In general, the DASH diet focuses on a high content of fruits, vegetables, low-fat dairy products, and a low-fat composition. More important than consuming low fat foods, though, is emphasizing the right fats, which tend to be the essential fatty acids—omega-6 and omega-3.
Alcohol intake must be considered in the DASH diet. While drinking a moderate amount of alcohol can prevent cardiovascular disease, excess alcohol can have the reverse effect, increasing blood pressure.
Moderate means one glass of wine for women and two glasses for men. A portion is about a five-ounce glass of wine.
You must consider the size of your wine glass at home. If you’re not sure, measure it. If your wine glass is eight ounces, that’s more than one glass of wine—according to the science on standardized portions.
Results from Sodium Restriction
The original DASH diet did not stress sodium restriction or even body fat management, and the results were equivocal. Some studies showed that the DASH diet was effective and others demonstrated that it was not.
With the addition of sodium restriction and weight management, studies reveal strong evidence that the DASH diet effectively lowers blood pressure. Although the diet is often not as effective for individuals who have resistant high blood pressure or for individuals of ethnicities prone to high blood pressure, such as African Americans, it’s been demonstrated to work for many people.
The DASH diet can lower blood pressure to the same extent as drug therapy does. It can also lower blood pressure more often than other lifestyle changes, and more than one singular intervention alone.
Further research has shown that the standard DASH diet combined with 1,500 milligrams of sodium or less can lead to even more significant reductions in blood pressure. However, reducing sodium to this degree is a difficult challenge for most Americans.
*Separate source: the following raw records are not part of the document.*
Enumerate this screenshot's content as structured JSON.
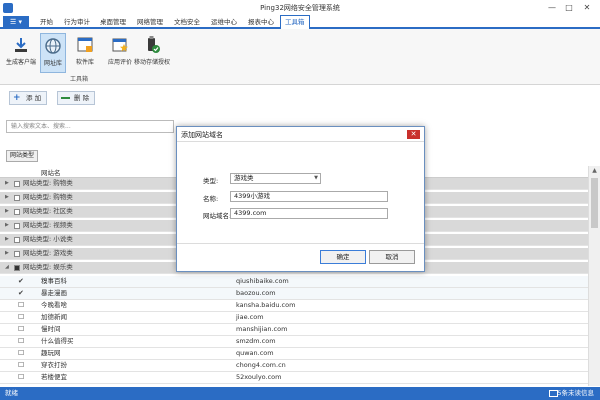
{
  "window": {
    "title": "Ping32网络安全管理系统"
  },
  "menu": {
    "app_button": "☰ ▾",
    "items": [
      {
        "label": "开始"
      },
      {
        "label": "行为审计"
      },
      {
        "label": "桌面管理"
      },
      {
        "label": "网络管理"
      },
      {
        "label": "文档安全"
      },
      {
        "label": "运维中心"
      },
      {
        "label": "报表中心"
      },
      {
        "label": "工具箱"
      }
    ]
  },
  "ribbon": {
    "buttons": [
      {
        "label": "生成客户端",
        "icon": "download-icon"
      },
      {
        "label": "网址库",
        "icon": "globe-icon"
      },
      {
        "label": "软件库",
        "icon": "software-library-icon"
      },
      {
        "label": "应用评价",
        "icon": "app-rating-icon"
      },
      {
        "label": "移动存储授权",
        "icon": "usb-auth-icon"
      }
    ],
    "group_label": "工具箱"
  },
  "toolbar": {
    "add_label": "添 加",
    "delete_label": "删 除"
  },
  "search": {
    "placeholder": "输入搜索文本、搜索..."
  },
  "grid": {
    "group_by": "网站类型",
    "column_name": "网站名",
    "groups": [
      {
        "label": "网站类型: 购物类"
      },
      {
        "label": "网站类型: 购物类"
      },
      {
        "label": "网站类型: 社区类"
      },
      {
        "label": "网站类型: 视频类"
      },
      {
        "label": "网站类型: 小说类"
      },
      {
        "label": "网站类型: 游戏类"
      },
      {
        "label": "网站类型: 娱乐类"
      }
    ],
    "rows": [
      {
        "name": "糗事百科",
        "domain": "qiushibaike.com",
        "checked": true
      },
      {
        "name": "暴走漫画",
        "domain": "baozou.com",
        "checked": true
      },
      {
        "name": "今晚看啥",
        "domain": "kansha.baidu.com",
        "checked": false
      },
      {
        "name": "加德新闻",
        "domain": "jiae.com",
        "checked": false
      },
      {
        "name": "慢时间",
        "domain": "manshijian.com",
        "checked": false
      },
      {
        "name": "什么值得买",
        "domain": "smzdm.com",
        "checked": false
      },
      {
        "name": "趣玩网",
        "domain": "quwan.com",
        "checked": false
      },
      {
        "name": "穿衣打扮",
        "domain": "chong4.com.cn",
        "checked": false
      },
      {
        "name": "若楼便宜",
        "domain": "52xoulyo.com",
        "checked": false
      }
    ]
  },
  "status": {
    "left": "就绪",
    "right": "5条未读信息"
  },
  "dialog": {
    "title": "添加网站域名",
    "type_label": "类型:",
    "type_value": "游戏类",
    "name_label": "名称:",
    "name_value": "4399小游戏",
    "domain_label": "网站域名:",
    "domain_value": "4399.com",
    "ok_label": "确定",
    "cancel_label": "取消"
  },
  "colors": {
    "accent": "#2b6cc4",
    "close": "#c9302c",
    "group_row": "#d9d9d9"
  }
}
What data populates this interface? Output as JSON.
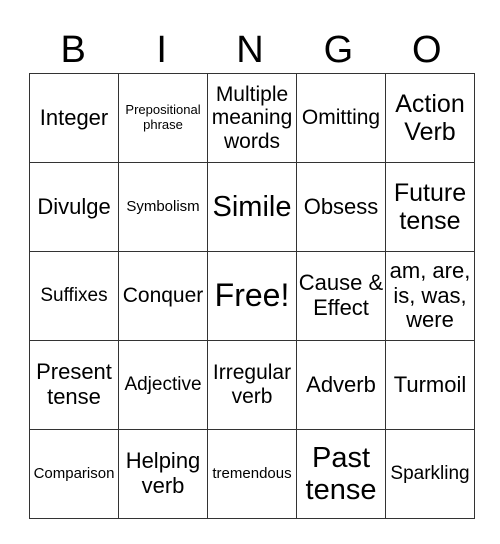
{
  "header": [
    "B",
    "I",
    "N",
    "G",
    "O"
  ],
  "rows": [
    [
      "Integer",
      "Prepositional phrase",
      "Multiple meaning words",
      "Omitting",
      "Action Verb"
    ],
    [
      "Divulge",
      "Symbolism",
      "Simile",
      "Obsess",
      "Future tense"
    ],
    [
      "Suffixes",
      "Conquer",
      "Free!",
      "Cause & Effect",
      "am, are, is, was, were"
    ],
    [
      "Present tense",
      "Adjective",
      "Irregular verb",
      "Adverb",
      "Turmoil"
    ],
    [
      "Comparison",
      "Helping verb",
      "tremendous",
      "Past tense",
      "Sparkling"
    ]
  ]
}
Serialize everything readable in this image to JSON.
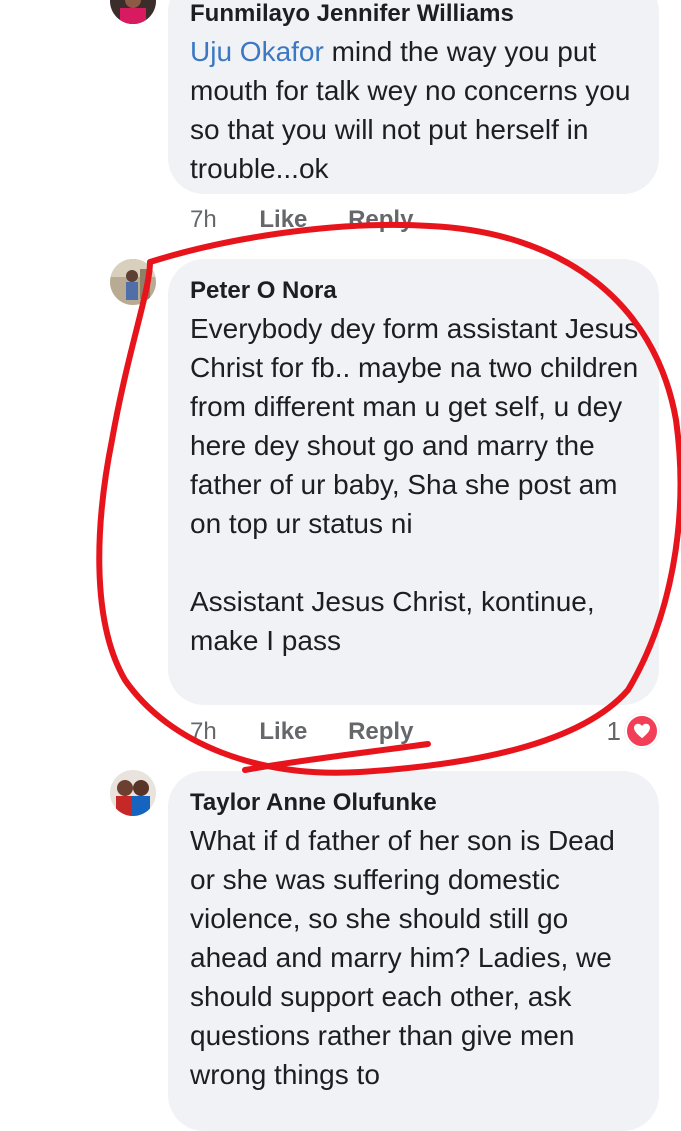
{
  "comments": [
    {
      "author": "Funmilayo Jennifer Williams",
      "mention": "Uju Okafor",
      "text": " mind the way you put mouth for talk wey no concerns you so that you will not put herself in trouble...ok",
      "time": "7h",
      "like_label": "Like",
      "reply_label": "Reply"
    },
    {
      "author": "Peter O Nora",
      "text": "Everybody dey form assistant Jesus Christ for fb.. maybe na two children from different man u get self, u dey here dey shout go and marry the father of ur baby, Sha she post am on top ur status ni\n\nAssistant Jesus Christ, kontinue, make I pass",
      "time": "7h",
      "like_label": "Like",
      "reply_label": "Reply",
      "reaction_count": "1",
      "reaction_icon": "heart-icon"
    },
    {
      "author": "Taylor Anne Olufunke",
      "text": "What if d father of her son is Dead or she was suffering domestic violence, so she should still go ahead and marry him? Ladies, we should support each other, ask questions rather than give men wrong things to"
    }
  ],
  "colors": {
    "bubble": "#f0f2f5",
    "mention": "#3b78c4",
    "meta": "#65676b",
    "annotation": "#e8141c",
    "heart": "#f33e58"
  }
}
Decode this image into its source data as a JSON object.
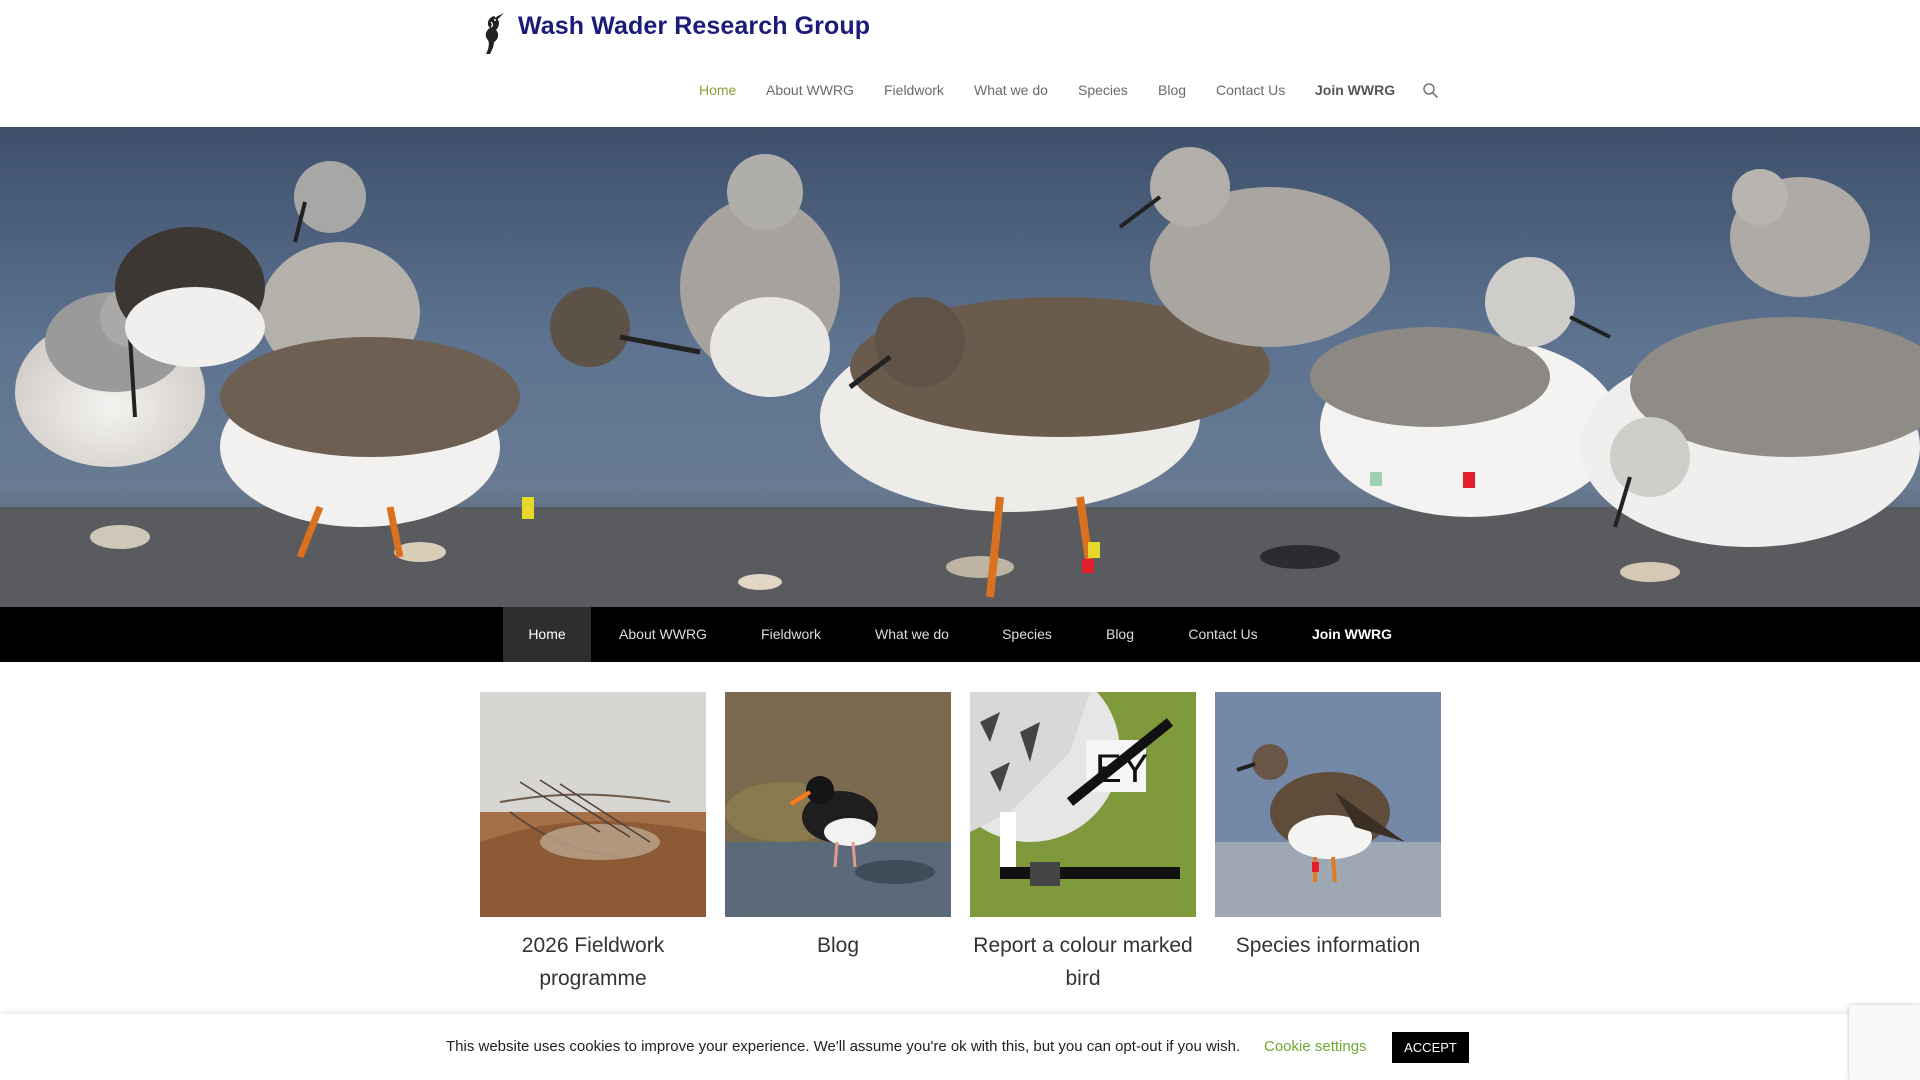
{
  "site": {
    "title": "Wash Wader Research Group",
    "logo_icon": "wader-bird-logo-icon"
  },
  "top_nav": {
    "items": [
      {
        "label": "Home",
        "active": true
      },
      {
        "label": "About WWRG"
      },
      {
        "label": "Fieldwork"
      },
      {
        "label": "What we do"
      },
      {
        "label": "Species"
      },
      {
        "label": "Blog"
      },
      {
        "label": "Contact Us"
      },
      {
        "label": "Join WWRG",
        "bold": true
      }
    ],
    "search_icon": "search-icon"
  },
  "main_nav": {
    "items": [
      {
        "label": "Home",
        "active": true
      },
      {
        "label": "About WWRG"
      },
      {
        "label": "Fieldwork"
      },
      {
        "label": "What we do"
      },
      {
        "label": "Species"
      },
      {
        "label": "Blog"
      },
      {
        "label": "Contact Us"
      },
      {
        "label": "Join WWRG",
        "bold": true
      }
    ]
  },
  "cards": [
    {
      "caption": "2026 Fieldwork programme"
    },
    {
      "caption": "Blog"
    },
    {
      "caption": "Report a colour marked bird"
    },
    {
      "caption": "Species information"
    }
  ],
  "cookie_bar": {
    "message": "This website uses cookies to improve your experience. We'll assume you're ok with this, but you can opt-out if you wish.",
    "settings_label": "Cookie settings",
    "accept_label": "ACCEPT"
  },
  "colors": {
    "title": "#1b1b7a",
    "nav_active": "#8aa03a",
    "main_nav_bg": "#000000",
    "cookie_link": "#6ea832"
  }
}
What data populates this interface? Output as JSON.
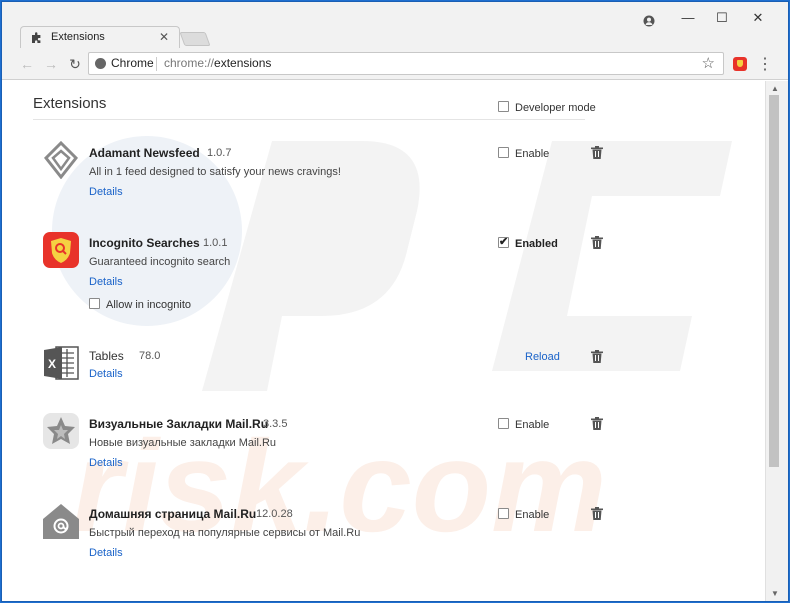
{
  "window": {
    "tab_title": "Extensions",
    "tab_close": "✕",
    "minimize": "—",
    "maximize": "☐",
    "close": "✕"
  },
  "toolbar": {
    "chip_label": "Chrome",
    "url_scheme": "chrome://",
    "url_path": "extensions"
  },
  "page": {
    "title": "Extensions",
    "developer_mode_label": "Developer mode"
  },
  "extensions": [
    {
      "name": "Adamant Newsfeed",
      "version": "1.0.7",
      "description": "All in 1 feed designed to satisfy your news cravings!",
      "details": "Details",
      "toggle_label": "Enable",
      "enabled": false,
      "icon": "diamond-icon"
    },
    {
      "name": "Incognito Searches",
      "version": "1.0.1",
      "description": "Guaranteed incognito search",
      "details": "Details",
      "toggle_label": "Enabled",
      "enabled": true,
      "extra_label": "Allow in incognito",
      "icon": "shield-search-icon"
    },
    {
      "name": "Tables",
      "version": "78.0",
      "details": "Details",
      "reload_label": "Reload",
      "icon": "excel-icon"
    },
    {
      "name": "Визуальные Закладки Mail.Ru",
      "version": "3.3.5",
      "description": "Новые визуальные закладки Mail.Ru",
      "details": "Details",
      "toggle_label": "Enable",
      "enabled": false,
      "icon": "star-icon"
    },
    {
      "name": "Домашняя страница Mail.Ru",
      "version": "12.0.28",
      "description": "Быстрый переход на популярные сервисы от Mail.Ru",
      "details": "Details",
      "toggle_label": "Enable",
      "enabled": false,
      "icon": "home-at-icon"
    }
  ],
  "colors": {
    "link": "#1a63c9",
    "frame": "#1e6fd0",
    "badge": "#e8332a"
  }
}
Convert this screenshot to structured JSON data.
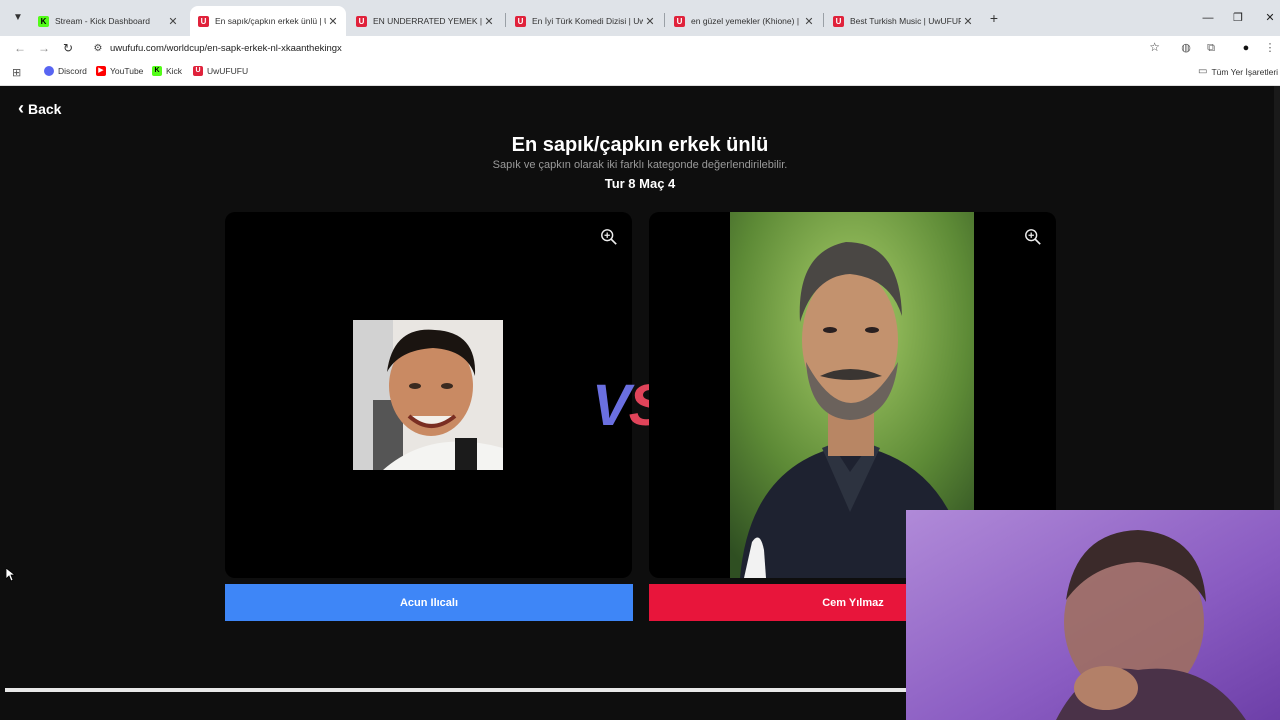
{
  "browser": {
    "tabs": [
      {
        "title": "Stream - Kick Dashboard",
        "favicon": "kick",
        "active": false
      },
      {
        "title": "En sapık/çapkın erkek ünlü | Uw",
        "favicon": "uwufufu",
        "active": true
      },
      {
        "title": "EN UNDERRATED YEMEK | UwU",
        "favicon": "uwufufu",
        "active": false
      },
      {
        "title": "En İyi Türk Komedi Dizisi | UwU",
        "favicon": "uwufufu",
        "active": false
      },
      {
        "title": "en güzel yemekler (Khione) | U",
        "favicon": "uwufufu",
        "active": false
      },
      {
        "title": "Best Turkish Music | UwUFUFU",
        "favicon": "uwufufu",
        "active": false
      }
    ],
    "url": "uwufufu.com/worldcup/en-sapk-erkek-nl-xkaanthekingx",
    "bookmarks": [
      {
        "label": "Discord",
        "color": "#5865f2"
      },
      {
        "label": "YouTube",
        "color": "#ff0000"
      },
      {
        "label": "Kick",
        "color": "#53fc18"
      },
      {
        "label": "UwUFUFU",
        "color": "#e0223b"
      }
    ],
    "all_bookmarks_label": "Tüm Yer İşaretleri"
  },
  "page": {
    "back_label": "Back",
    "title": "En sapık/çapkın erkek ünlü",
    "subtitle": "Sapık ve çapkın olarak iki farklı kategonde değerlendirilebilir.",
    "round_label": "Tur 8 Maç 4",
    "vs_v": "V",
    "vs_s": "S",
    "left_choice": {
      "name": "Acun Ilıcalı",
      "color": "#3e86f7"
    },
    "right_choice": {
      "name": "Cem Yılmaz",
      "color": "#e8153b"
    }
  }
}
If reducing the amount of sodium gets to the point where you cannot tolerate the way your food tastes, adding a little bit more would be okay. There are several others tools available in your toolbox for controlling high blood pressure.
A Combined Approach
The bottom line is that combining all these strategies—weight loss, sodium restriction, and a diet of whole foods—is more effective than just picking one strategy. After being on the DASH diet for two months, individuals have seen a reduction of systolic pressure (the force of the blood when the heart beats) by an average of 11.4 millimeters of mercury and a diastolic (the force in between heart beats) decrease by 5.5 millimeters of mercury.
For every two millimeters of mercury reduction in systolic pressure, it reduces your risk of heart disease by 5% and your risk of stroke by 8%. “I’m not a gambling woman, but I will tell you, I will take those odds any day,” Professor Anding said.
Other benefits of lowering your blood pressure can include reducing the risk of progression of dementia and other cognitive impairments. These disorders are more common in individuals who have high blood pressure.
Keeping your blood pressure in check also requires monitoring your sodium and potassium intake. Tomorrow’s article will explore how to effectively maintain a balance between these two minerals.
This article was edited by Kate Findley, Writer for Wondrium Daily, and proofread by Angela Shoemaker, Proofreader and Copy Editor for Wondrium Daily.
Professor Roberta H. Anding is a registered dietitian and Director of Sports Nutrition and a clinical dietitian at Baylor College of Medicine and Texas Children’s Hospital. She also teaches and lectures in the Baylor College of Medicine’s Department of Pediatrics, Section of Adolescent Medicine and Sports Medicine, and in the Department of Kinesiology at Rice University.